--- START ---
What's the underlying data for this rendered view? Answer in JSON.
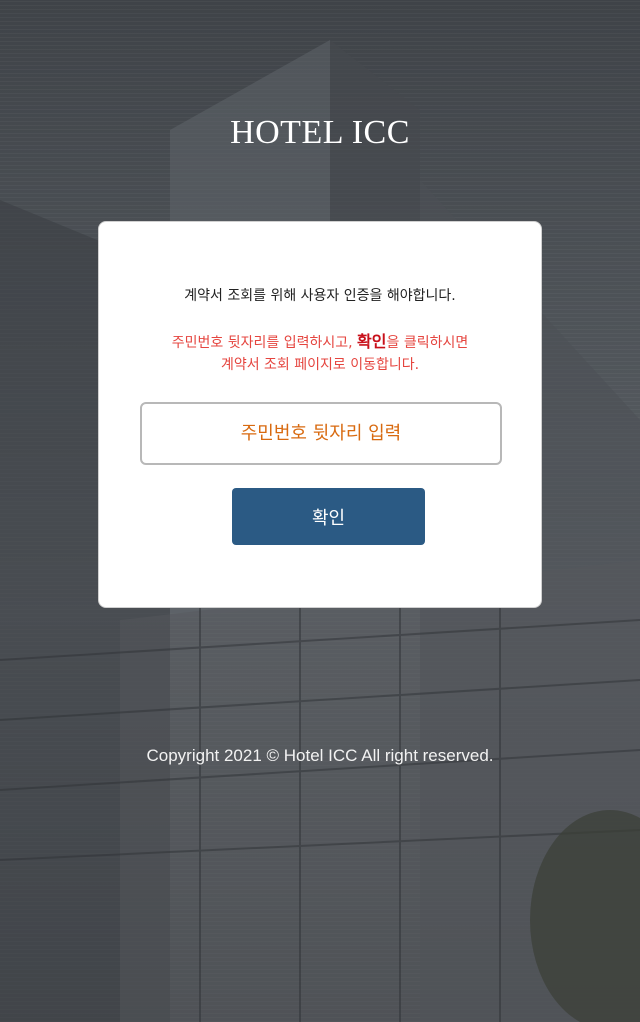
{
  "header": {
    "title": "HOTEL ICC"
  },
  "login_card": {
    "intro_text": "계약서 조회를 위해 사용자 인증을 해야합니다.",
    "instruction_part1": "주민번호 뒷자리를 입력하시고, ",
    "instruction_emphasis": "확인",
    "instruction_part2": "을 클릭하시면",
    "instruction_line2": "계약서 조회 페이지로 이동합니다.",
    "id_input_placeholder": "주민번호 뒷자리 입력",
    "confirm_button_label": "확인"
  },
  "footer": {
    "copyright": "Copyright 2021 © Hotel ICC All right reserved."
  },
  "colors": {
    "button_bg": "#2b5a84",
    "instruction_text": "#e5453f",
    "placeholder_text": "#d86a10"
  }
}
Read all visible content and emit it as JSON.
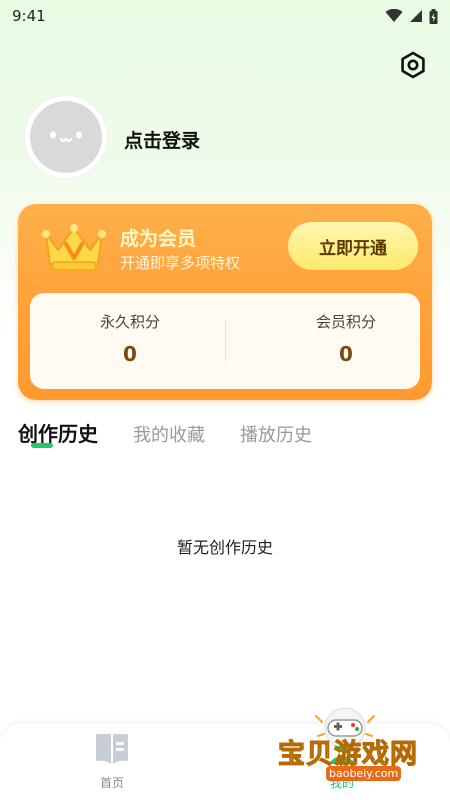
{
  "status_bar": {
    "time": "9:41"
  },
  "profile": {
    "login_text": "点击登录"
  },
  "vip": {
    "title": "成为会员",
    "subtitle": "开通即享多项特权",
    "button_label": "立即开通",
    "points": [
      {
        "label": "永久积分",
        "value": "0"
      },
      {
        "label": "会员积分",
        "value": "0"
      }
    ]
  },
  "tabs": [
    {
      "label": "创作历史",
      "active": true
    },
    {
      "label": "我的收藏",
      "active": false
    },
    {
      "label": "播放历史",
      "active": false
    }
  ],
  "empty_state": {
    "text": "暂无创作历史"
  },
  "bottom_nav": [
    {
      "label": "首页",
      "icon": "book-icon",
      "active": false
    },
    {
      "label": "我的",
      "icon": "profile-icon",
      "active": true
    }
  ],
  "watermark": {
    "text": "宝贝游戏网",
    "url": "baobeiy.com"
  },
  "colors": {
    "accent_green": "#29c46e",
    "vip_orange": "#ffa23a",
    "vip_button_yellow": "#ffe96d"
  }
}
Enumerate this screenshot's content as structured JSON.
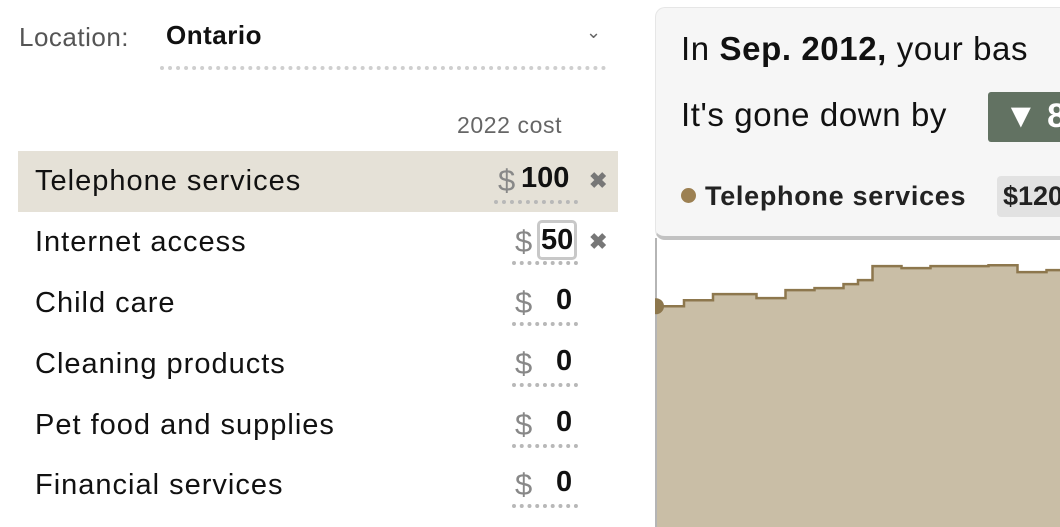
{
  "location": {
    "label": "Location:",
    "value": "Ontario",
    "caret": "⌄"
  },
  "column_header": "2022 cost",
  "currency_symbol": "$",
  "remove_symbol": "✖",
  "items": [
    {
      "label": "Telephone services",
      "amount": "100",
      "highlighted": true,
      "removable": true
    },
    {
      "label": "Internet access",
      "amount": "50",
      "highlighted": false,
      "removable": true,
      "focused": true
    },
    {
      "label": "Child care",
      "amount": "0",
      "highlighted": false,
      "removable": false
    },
    {
      "label": "Cleaning products",
      "amount": "0",
      "highlighted": false,
      "removable": false
    },
    {
      "label": "Pet food and supplies",
      "amount": "0",
      "highlighted": false,
      "removable": false
    },
    {
      "label": "Financial services",
      "amount": "0",
      "highlighted": false,
      "removable": false
    }
  ],
  "summary": {
    "line1_prefix": "In ",
    "line1_date": "Sep. 2012,",
    "line1_suffix": " your bas",
    "line2": "It's gone down by",
    "change": "▼ 8"
  },
  "legend": {
    "name": "Telephone services",
    "value": "$120"
  },
  "colors": {
    "highlight": "#e5e1d7",
    "area_fill": "#c9bea6",
    "line": "#8d774d",
    "badge": "#627262"
  },
  "chart_data": {
    "type": "area",
    "series": [
      {
        "name": "Telephone services",
        "values": [
          120,
          120,
          121.5,
          121.5,
          123,
          123,
          123,
          122,
          122,
          124,
          124,
          124.5,
          124.5,
          125.5,
          126.5,
          130,
          130,
          129.5,
          129.5,
          130,
          130,
          130,
          130,
          130.2,
          130.2,
          128.5,
          128.5,
          129
        ]
      }
    ],
    "ylim": [
      100,
      135
    ]
  }
}
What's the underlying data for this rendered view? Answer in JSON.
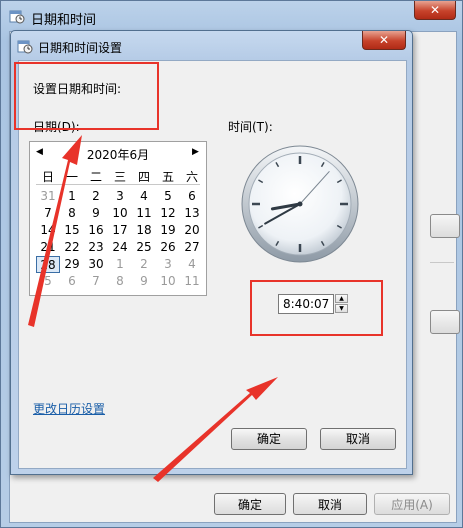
{
  "outer_window": {
    "title": "日期和时间",
    "close_symbol": "✕",
    "ok_label": "确定",
    "cancel_label": "取消",
    "apply_label": "应用(A)"
  },
  "dialog": {
    "title": "日期和时间设置",
    "close_symbol": "✕",
    "heading": "设置日期和时间:",
    "date_label": "日期(D):",
    "time_label": "时间(T):",
    "calendar": {
      "prev_symbol": "◀",
      "next_symbol": "▶",
      "month_title": "2020年6月",
      "weekdays": [
        "日",
        "一",
        "二",
        "三",
        "四",
        "五",
        "六"
      ],
      "weeks": [
        [
          "31",
          "1",
          "2",
          "3",
          "4",
          "5",
          "6"
        ],
        [
          "7",
          "8",
          "9",
          "10",
          "11",
          "12",
          "13"
        ],
        [
          "14",
          "15",
          "16",
          "17",
          "18",
          "19",
          "20"
        ],
        [
          "21",
          "22",
          "23",
          "24",
          "25",
          "26",
          "27"
        ],
        [
          "28",
          "29",
          "30",
          "1",
          "2",
          "3",
          "4"
        ],
        [
          "5",
          "6",
          "7",
          "8",
          "9",
          "10",
          "11"
        ]
      ],
      "selected_day": "28"
    },
    "clock": {
      "hour": 8,
      "minute": 40,
      "second": 7
    },
    "time_value": "8:40:07",
    "spin_up": "▲",
    "spin_down": "▼",
    "calendar_link": "更改日历设置",
    "ok_label": "确定",
    "cancel_label": "取消"
  },
  "colors": {
    "annotation_red": "#e8332a",
    "link_blue": "#1a5ea8"
  }
}
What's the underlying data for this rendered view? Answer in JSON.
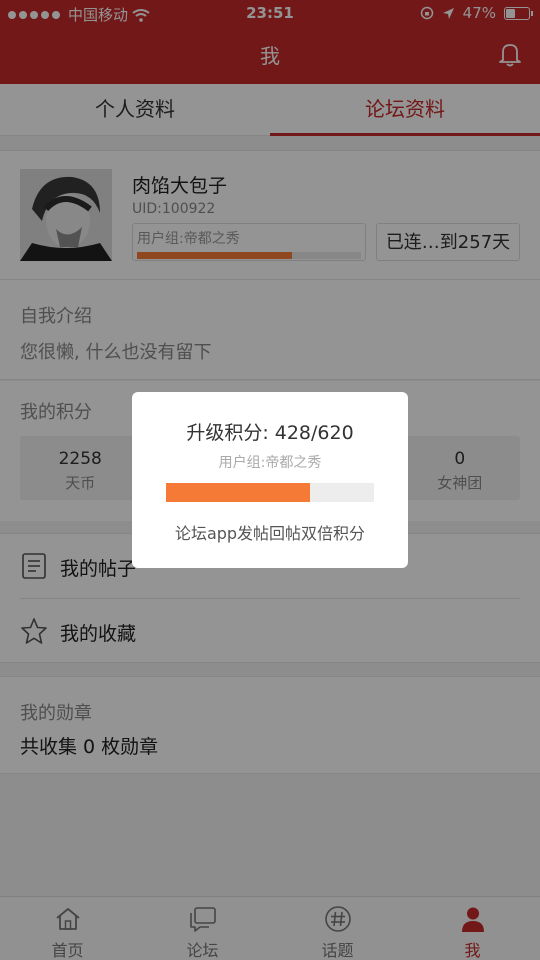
{
  "status_bar": {
    "carrier": "中国移动",
    "time": "23:51",
    "battery_percent": "47%",
    "battery_level": 0.47
  },
  "nav": {
    "title": "我"
  },
  "tabs": [
    {
      "label": "个人资料"
    },
    {
      "label": "论坛资料"
    }
  ],
  "profile": {
    "username": "肉馅大包子",
    "uid": "UID:100922",
    "group_label": "用户组:帝都之秀",
    "group_progress": 0.69,
    "sign_text": "已连…到257天"
  },
  "intro": {
    "heading": "自我介绍",
    "text": "您很懒, 什么也没有留下"
  },
  "points": {
    "heading": "我的积分",
    "items": [
      {
        "value": "2258",
        "label": "天币"
      },
      {
        "value": "",
        "label": ""
      },
      {
        "value": "",
        "label": ""
      },
      {
        "value": "0",
        "label": "女神团"
      }
    ]
  },
  "menu": [
    {
      "label": "我的帖子"
    },
    {
      "label": "我的收藏"
    }
  ],
  "badges": {
    "heading": "我的勋章",
    "text": "共收集 0 枚勋章"
  },
  "bottom_nav": [
    {
      "label": "首页",
      "icon": "home-icon"
    },
    {
      "label": "论坛",
      "icon": "chat-icon"
    },
    {
      "label": "话题",
      "icon": "hashtag-icon"
    },
    {
      "label": "我",
      "icon": "person-icon"
    }
  ],
  "modal": {
    "title": "升级积分: 428/620",
    "group": "用户组:帝都之秀",
    "progress": 0.69,
    "note": "论坛app发帖回帖双倍积分"
  },
  "colors": {
    "brand": "#c62a2a",
    "progress": "#f47a35"
  }
}
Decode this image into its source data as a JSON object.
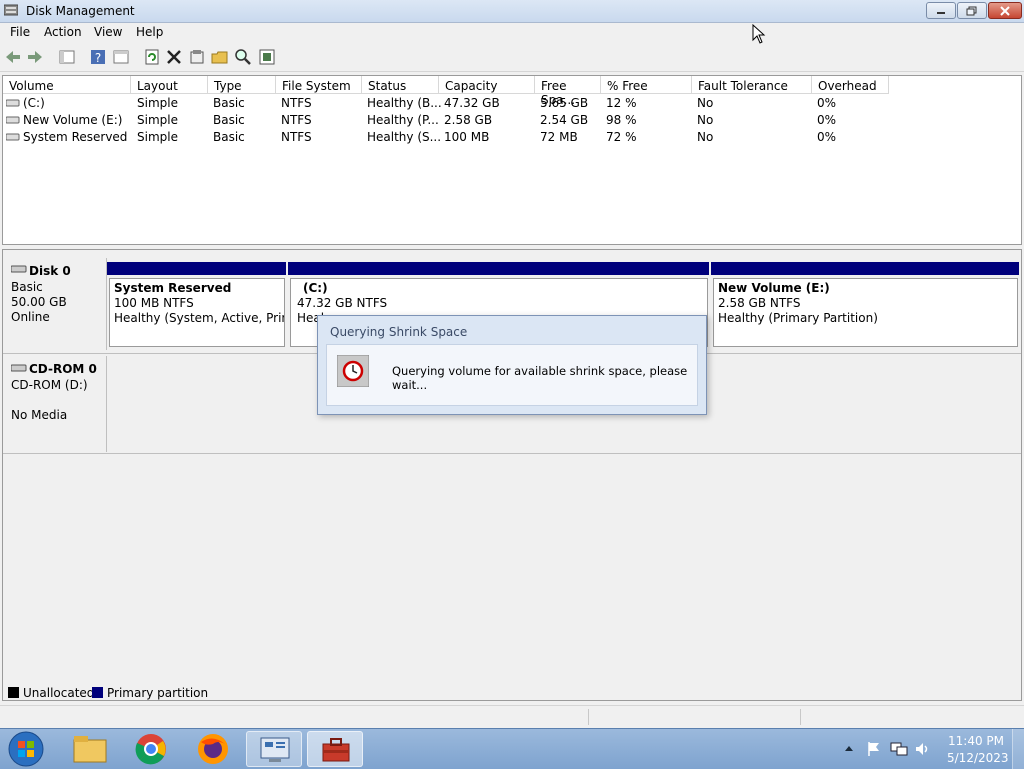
{
  "window": {
    "title": "Disk Management"
  },
  "menu": [
    "File",
    "Action",
    "View",
    "Help"
  ],
  "toolbar_icons": [
    "back-icon",
    "forward-icon",
    "console-icon",
    "help-icon",
    "properties-view-icon",
    "refresh-icon",
    "delete-icon",
    "properties-icon",
    "open-icon",
    "search-icon",
    "export-icon"
  ],
  "volume_table": {
    "columns": [
      "Volume",
      "Layout",
      "Type",
      "File System",
      "Status",
      "Capacity",
      "Free Spa...",
      "% Free",
      "Fault Tolerance",
      "Overhead"
    ],
    "rows": [
      [
        "(C:)",
        "Simple",
        "Basic",
        "NTFS",
        "Healthy (B...",
        "47.32 GB",
        "5.65 GB",
        "12 %",
        "No",
        "0%"
      ],
      [
        "New Volume (E:)",
        "Simple",
        "Basic",
        "NTFS",
        "Healthy (P...",
        "2.58 GB",
        "2.54 GB",
        "98 %",
        "No",
        "0%"
      ],
      [
        "System Reserved",
        "Simple",
        "Basic",
        "NTFS",
        "Healthy (S...",
        "100 MB",
        "72 MB",
        "72 %",
        "No",
        "0%"
      ]
    ]
  },
  "disks": {
    "disk0": {
      "name": "Disk 0",
      "type": "Basic",
      "size": "50.00 GB",
      "state": "Online"
    },
    "cdrom0": {
      "name": "CD-ROM 0",
      "drive": "CD-ROM (D:)",
      "media": "No Media"
    }
  },
  "partitions": [
    {
      "name": "System Reserved",
      "size": "100 MB NTFS",
      "status": "Healthy (System, Active, Primar"
    },
    {
      "name": "(C:)",
      "size": "47.32 GB NTFS",
      "status": "Heal"
    },
    {
      "name": "New Volume  (E:)",
      "size": "2.58 GB NTFS",
      "status": "Healthy (Primary Partition)"
    }
  ],
  "dialog": {
    "title": "Querying Shrink Space",
    "message": "Querying volume for available shrink space, please wait..."
  },
  "legend": {
    "unallocated": "Unallocated",
    "primary": "Primary partition"
  },
  "colors": {
    "primary_partition": "#00007b",
    "unallocated": "#000000"
  },
  "taskbar": {
    "apps": [
      "start-orb",
      "file-explorer-icon",
      "chrome-icon",
      "firefox-icon",
      "server-manager-icon",
      "computer-management-icon"
    ],
    "time": "11:40 PM",
    "date": "5/12/2023"
  }
}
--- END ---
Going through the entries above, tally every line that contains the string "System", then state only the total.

- _ANSWER BOX_
4